There's an email thread from 2K's public relations in my inbox with the subject: "So you want to touch Civ V, huh?" It's an ongoing joke I've got with the company -- how can you get a grasp of the latest entry in the epic Civilization franchise without actually touching it? Every hands-off demonstration we've seen of the game so far looks great, but touching Civ, spending eight hours with it, is the only way to get a real idea of the game players are in for. With that said, here's some of the stuff we saw in the latest hands-off presentation during E3 2010.

Although the most diehard Civilization players refuse to acknowledge the console-based Civilization Revolution as a real entry in the franchise, Firaxis certainly took several lessons from the console game and quietly implemented them in Civ V. One such lesson is the user interface, designed by the same person who did Civ Rev's, that cuts or pushes everything it can to the sides of the screen, making the main screen the star, rather than a co-star to the menus.
The clean interface is at its most stunning during the leader negotiation screens. Instead of a pop-up of the leader like in the last few iterations of the game, this time each of the 18 factions' representative is presented in a full-screen portrait: Napoleon sits atop a horse in a field, Elizabeth on her thrown and Montezuma paces in a temple. Each leader using their own language and diplomacy feels more like an immersive experience than ever before. You aren't negotiating with a talking head.

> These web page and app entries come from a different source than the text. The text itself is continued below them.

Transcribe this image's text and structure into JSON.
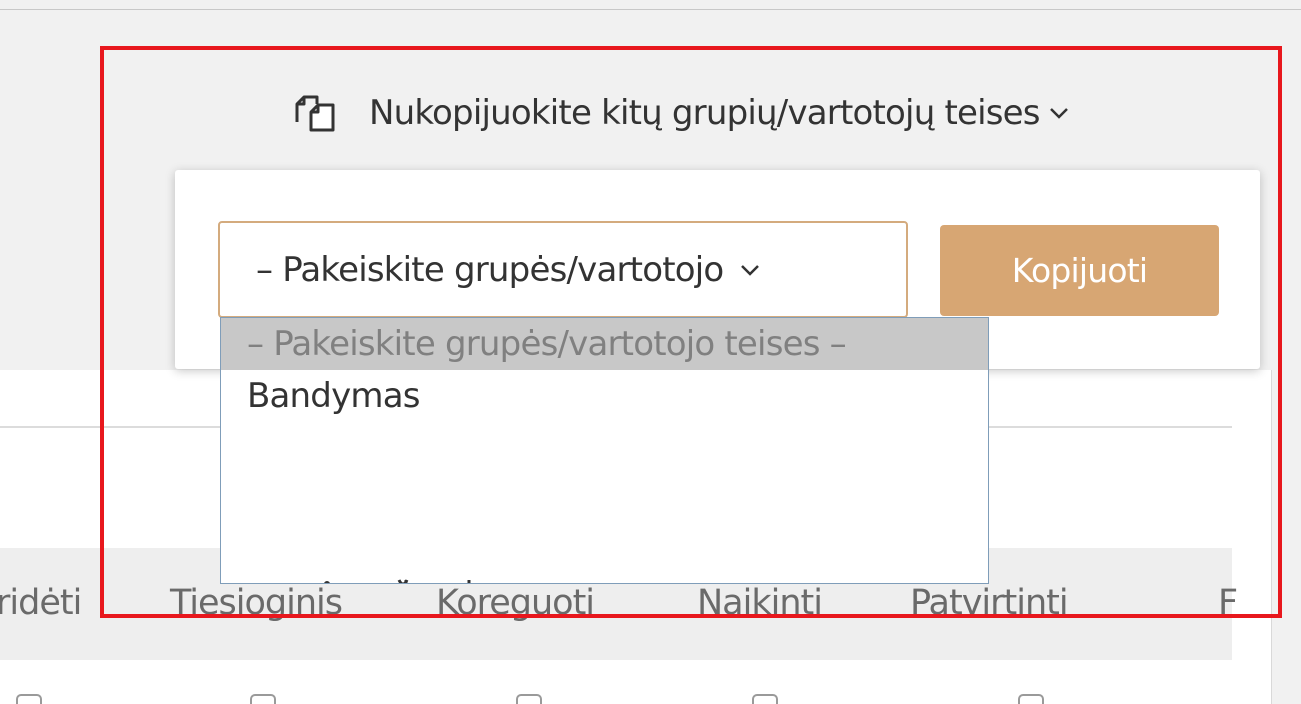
{
  "copy_rights": {
    "toggle_label": "Nukopijuokite kitų grupių/vartotojų teises",
    "select_value": "– Pakeiskite grupės/vartotojo",
    "copy_button": "Kopijuoti",
    "options": [
      "– Pakeiskite grupės/vartotojo teises –",
      "Bandymas"
    ],
    "icon": "copy-icon",
    "accent_color": "#d7a673"
  },
  "table": {
    "columns": [
      "ridėti",
      "Tiesioginis",
      "Koreguoti",
      "Naikinti",
      "Patvirtinti",
      "F"
    ]
  },
  "annotation": {
    "color": "#e8171d"
  }
}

Combat has long been a sticking point in the core Civ franchise. At some point it inevitably became a mathematical nightmare with "stacks of doom" and a domination victory never feeling like it was a worthwhile effort. Civ V gets around this by only allowing one unit per square, er, hex, and giving cities hit points (upgradable with walls and castles). Once a city is captured, it can be burned to the ground or annexed, which makes the citizens unhappy either way. While annexing will also drain resources, players can also now install a "puppet" government. Doing so prevents the player from having any choice of what the city does, but they continue to gain the benefits of a city with little unhappiness.

The game also features city-states, smaller civs that aren't represented as a main faction, but can be negotiated with and leveraged for several diplomatic purposes. It's still really difficult to get an idea of how these will play into the big picture of a Civ game.


Civ V's timeline ends in 2050 and players can win through domination, science, culture and diplomacy. We've also been told that a standard game should last about eight hours. During our presentation it was explained that domination will require capturing the other capitals in the game and culture involves taking six social policies to their limit and building "The Utopia Project."

Social policies are the civics (from Civ IV) of Civ V, but instead of bringing little bonuses like civics did in the last iteration, social policies implement massive changes. Each has a tech tree attached that you'll level up through the game.

Also, like Civ IV, modding will be a big part of Civ V (read more about this topic here). The big difference this time is the mods will be available directly from the game's main menu. Quality control will be implemented through a community-based star system.

Civilization V appears to be the next great iteration of the core franchise that fans expect, but with tweaks to balance combat and get those Revolution players interested. Prepare to stand the test of time when the game releases September 21, 2010. Now, seriously, when can we touch it?

This article was originally published on Joystiq.